__What the exercise asks__: The records below are to be restated word for word; their pictures are not.

__Records to use__:
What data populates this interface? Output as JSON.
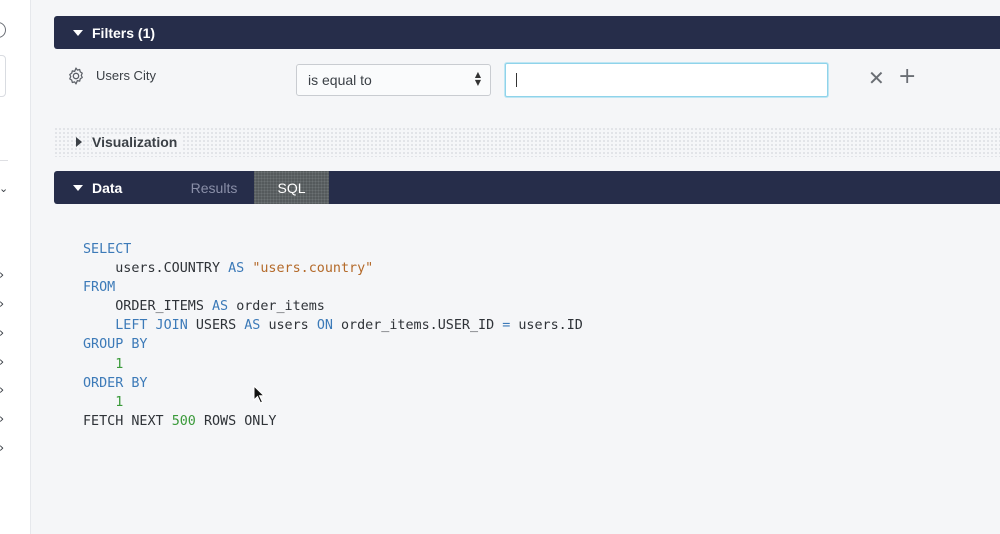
{
  "filters": {
    "title": "Filters (1)",
    "field_label": "Users City",
    "operator": "is equal to",
    "value": ""
  },
  "visualization": {
    "title": "Visualization"
  },
  "data": {
    "title": "Data",
    "tabs": [
      "Results",
      "SQL"
    ],
    "active_tab": "SQL"
  },
  "sql": {
    "select": "SELECT",
    "col_expr": "users.COUNTRY",
    "as1": "AS",
    "alias1": "\"users.country\"",
    "from": "FROM",
    "table1": "ORDER_ITEMS",
    "as2": "AS",
    "alias2": "order_items",
    "left_join": "LEFT JOIN",
    "table2": "USERS",
    "as3": "AS",
    "alias3": "users",
    "on": "ON",
    "join_left": "order_items.USER_ID",
    "eq": "=",
    "join_right": "users.ID",
    "group_by": "GROUP BY",
    "group_val": "1",
    "order_by": "ORDER BY",
    "order_val": "1",
    "fetch_next": "FETCH NEXT",
    "limit": "500",
    "rows_only": "ROWS ONLY"
  },
  "colors": {
    "bar_bg": "#262d4a",
    "keyword": "#3c7ab8",
    "string": "#b46a2a",
    "number": "#3a9a3a"
  }
}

__Worked solution__:
What data populates this interface? Output as JSON.
{
  "filters": {
    "title": "Filters (1)",
    "field_label": "Users City",
    "operator": "is equal to",
    "value": ""
  },
  "visualization": {
    "title": "Visualization"
  },
  "data": {
    "title": "Data",
    "tabs": [
      "Results",
      "SQL"
    ],
    "active_tab": "SQL"
  },
  "sql": {
    "select": "SELECT",
    "col_expr": "users.COUNTRY",
    "as1": "AS",
    "alias1": "\"users.country\"",
    "from": "FROM",
    "table1": "ORDER_ITEMS",
    "as2": "AS",
    "alias2": "order_items",
    "left_join": "LEFT JOIN",
    "table2": "USERS",
    "as3": "AS",
    "alias3": "users",
    "on": "ON",
    "join_left": "order_items.USER_ID",
    "eq": "=",
    "join_right": "users.ID",
    "group_by": "GROUP BY",
    "group_val": "1",
    "order_by": "ORDER BY",
    "order_val": "1",
    "fetch_next": "FETCH NEXT",
    "limit": "500",
    "rows_only": "ROWS ONLY"
  },
  "colors": {
    "bar_bg": "#262d4a",
    "keyword": "#3c7ab8",
    "string": "#b46a2a",
    "number": "#3a9a3a"
  }
}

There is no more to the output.